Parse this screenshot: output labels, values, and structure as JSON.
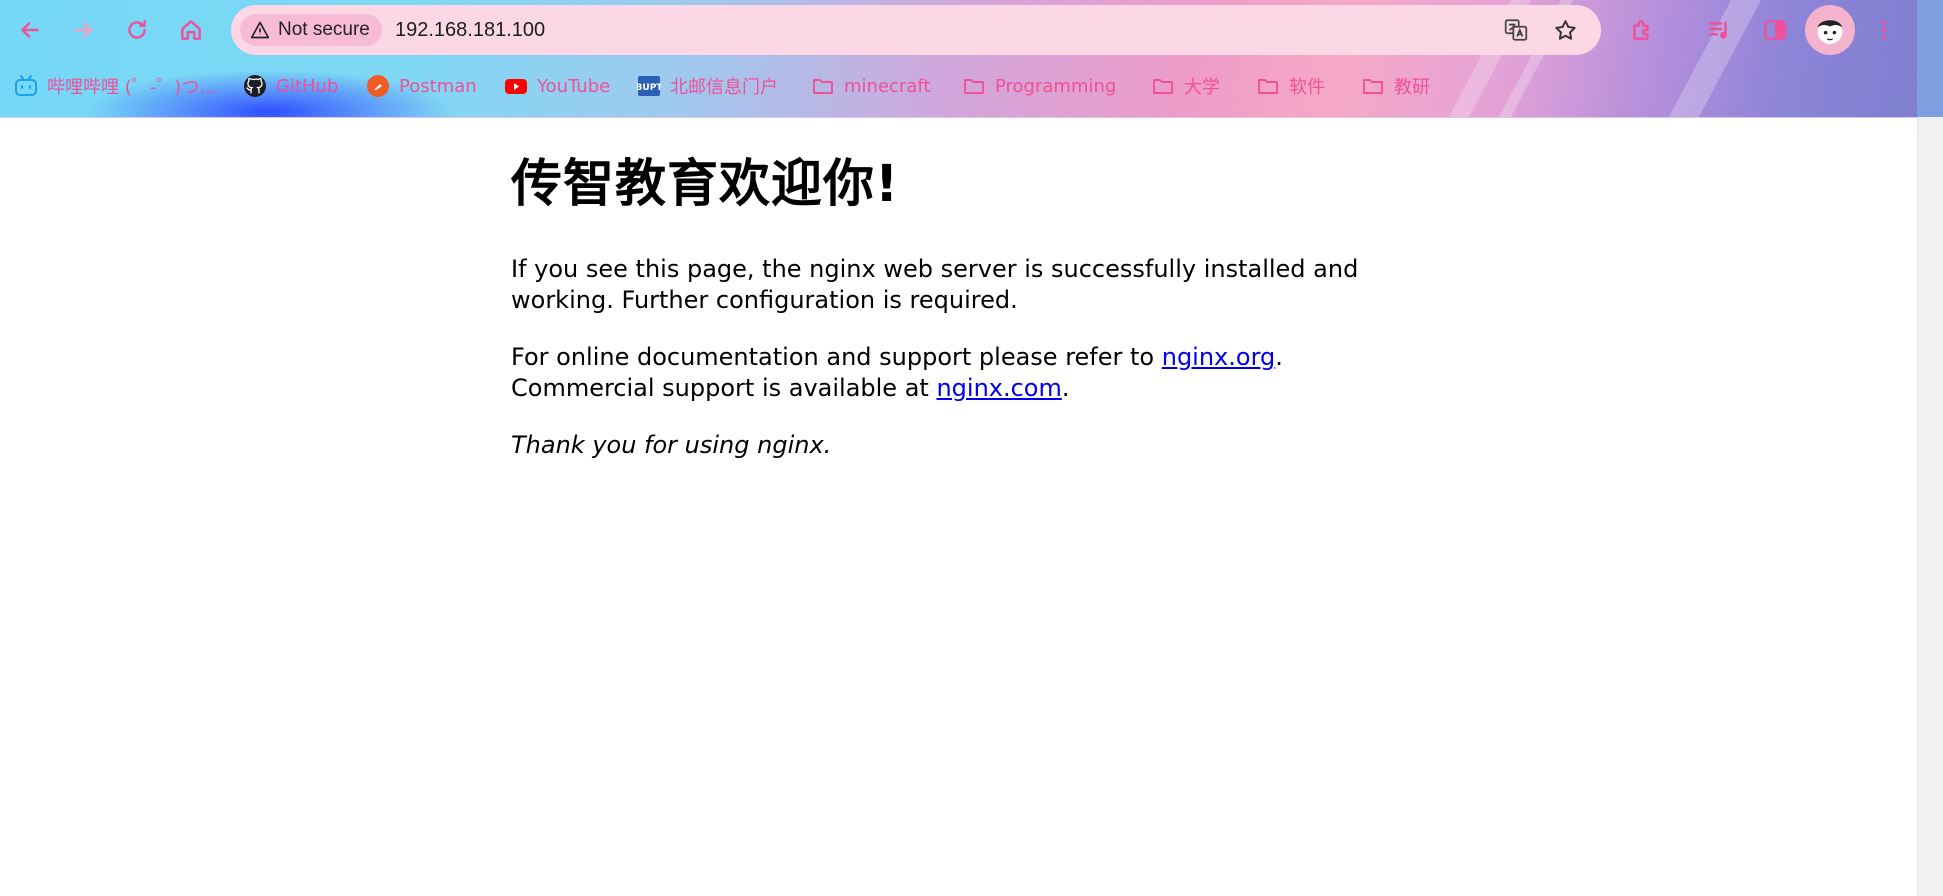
{
  "browser": {
    "security_label": "Not secure",
    "url": "192.168.181.100"
  },
  "bookmarks": [
    {
      "label": "哔哩哔哩 (゜-゜)つ...",
      "icon": "bilibili-icon"
    },
    {
      "label": "GitHub",
      "icon": "github-icon"
    },
    {
      "label": "Postman",
      "icon": "postman-icon"
    },
    {
      "label": "YouTube",
      "icon": "youtube-icon"
    },
    {
      "label": "北邮信息门户",
      "icon": "bupt-icon"
    },
    {
      "label": "minecraft",
      "icon": "folder-icon"
    },
    {
      "label": "Programming",
      "icon": "folder-icon"
    },
    {
      "label": "大学",
      "icon": "folder-icon"
    },
    {
      "label": "软件",
      "icon": "folder-icon"
    },
    {
      "label": "教研",
      "icon": "folder-icon"
    }
  ],
  "page": {
    "heading": "传智教育欢迎你!",
    "p1": "If you see this page, the nginx web server is successfully installed and working. Further configuration is required.",
    "p2_before": "For online documentation and support please refer to ",
    "p2_link1": "nginx.org",
    "p2_middle": ".",
    "p2_line2": "Commercial support is available at ",
    "p2_link2": "nginx.com",
    "p2_end": ".",
    "p3": "Thank you for using nginx."
  },
  "colors": {
    "accent_pink": "#f0509a",
    "link": "#0000ee",
    "omnibox": "#fcd7e6"
  }
}
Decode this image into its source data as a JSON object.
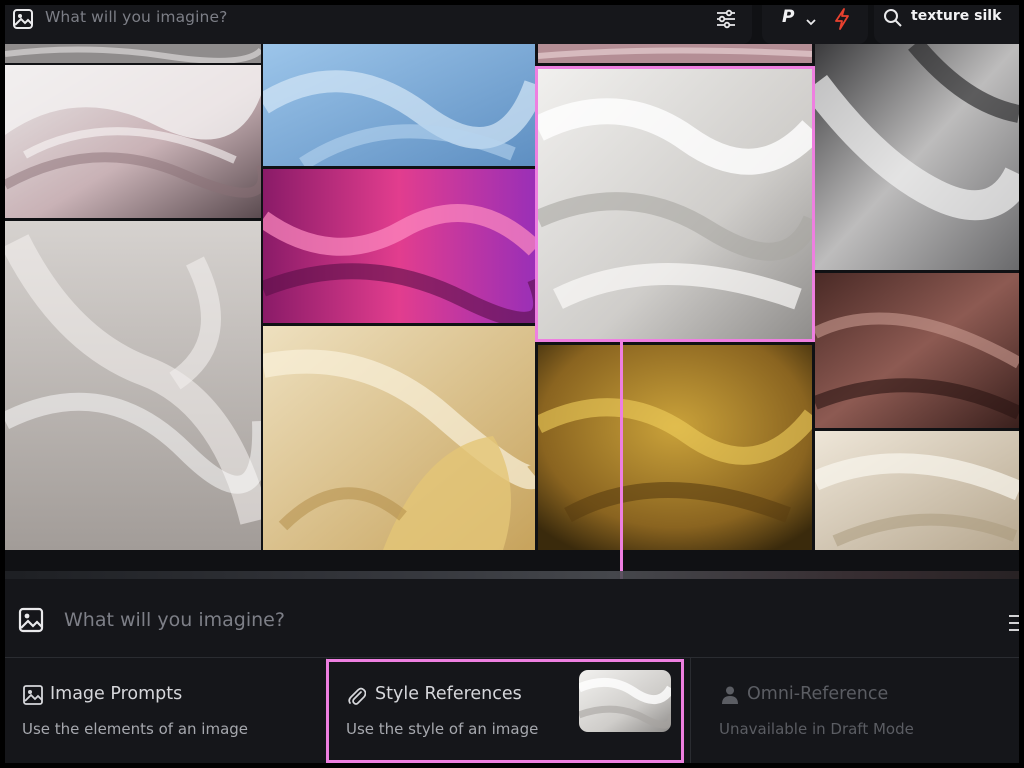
{
  "top_bar": {
    "prompt_placeholder": "What will you imagine?",
    "mode_letter": "P",
    "search_query": "texture silk"
  },
  "gallery": {
    "images": [
      "white-pink-silk-drape",
      "light-blue-silk",
      "magenta-pink-satin",
      "white-satin-folds-selected",
      "grey-ribbed-silk",
      "sheer-white-flowing-silk",
      "cream-yellow-silk",
      "golden-woven-silk",
      "brown-silk-folds",
      "cream-silk-folds"
    ],
    "selected": "white-satin-folds-selected"
  },
  "prompt_bar": {
    "placeholder": "What will you imagine?"
  },
  "options": [
    {
      "title": "Image Prompts",
      "subtitle": "Use the elements of an image",
      "icon": "image-icon",
      "enabled": true
    },
    {
      "title": "Style References",
      "subtitle": "Use the style of an image",
      "icon": "paperclip-icon",
      "enabled": true
    },
    {
      "title": "Omni-Reference",
      "subtitle": "Unavailable in Draft Mode",
      "icon": "person-icon",
      "enabled": false
    }
  ],
  "colors": {
    "highlight": "#ee7fe0",
    "accent_bolt": "#e8412f",
    "panel_bg": "#15161a"
  }
}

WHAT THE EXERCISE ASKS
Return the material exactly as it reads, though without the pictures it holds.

TASK RESPONSE
Parse this screenshot: output labels, values, and structure as JSON.
{
  "browser": {
    "security_label": "Not secure",
    "url": "192.168.181.100"
  },
  "bookmarks": [
    {
      "label": "哔哩哔哩 (゜-゜)つ...",
      "icon": "bilibili-icon"
    },
    {
      "label": "GitHub",
      "icon": "github-icon"
    },
    {
      "label": "Postman",
      "icon": "postman-icon"
    },
    {
      "label": "YouTube",
      "icon": "youtube-icon"
    },
    {
      "label": "北邮信息门户",
      "icon": "bupt-icon"
    },
    {
      "label": "minecraft",
      "icon": "folder-icon"
    },
    {
      "label": "Programming",
      "icon": "folder-icon"
    },
    {
      "label": "大学",
      "icon": "folder-icon"
    },
    {
      "label": "软件",
      "icon": "folder-icon"
    },
    {
      "label": "教研",
      "icon": "folder-icon"
    }
  ],
  "page": {
    "heading": "传智教育欢迎你!",
    "p1": "If you see this page, the nginx web server is successfully installed and working. Further configuration is required.",
    "p2_before": "For online documentation and support please refer to ",
    "p2_link1": "nginx.org",
    "p2_middle": ".",
    "p2_line2": "Commercial support is available at ",
    "p2_link2": "nginx.com",
    "p2_end": ".",
    "p3": "Thank you for using nginx."
  },
  "colors": {
    "accent_pink": "#f0509a",
    "link": "#0000ee",
    "omnibox": "#fcd7e6"
  }
}
Decode this image into its source data as a JSON object.
{
  "top_bar": {
    "prompt_placeholder": "What will you imagine?",
    "mode_letter": "P",
    "search_query": "texture silk"
  },
  "gallery": {
    "images": [
      "white-pink-silk-drape",
      "light-blue-silk",
      "magenta-pink-satin",
      "white-satin-folds-selected",
      "grey-ribbed-silk",
      "sheer-white-flowing-silk",
      "cream-yellow-silk",
      "golden-woven-silk",
      "brown-silk-folds",
      "cream-silk-folds"
    ],
    "selected": "white-satin-folds-selected"
  },
  "prompt_bar": {
    "placeholder": "What will you imagine?"
  },
  "options": [
    {
      "title": "Image Prompts",
      "subtitle": "Use the elements of an image",
      "icon": "image-icon",
      "enabled": true
    },
    {
      "title": "Style References",
      "subtitle": "Use the style of an image",
      "icon": "paperclip-icon",
      "enabled": true
    },
    {
      "title": "Omni-Reference",
      "subtitle": "Unavailable in Draft Mode",
      "icon": "person-icon",
      "enabled": false
    }
  ],
  "colors": {
    "highlight": "#ee7fe0",
    "accent_bolt": "#e8412f",
    "panel_bg": "#15161a"
  }
}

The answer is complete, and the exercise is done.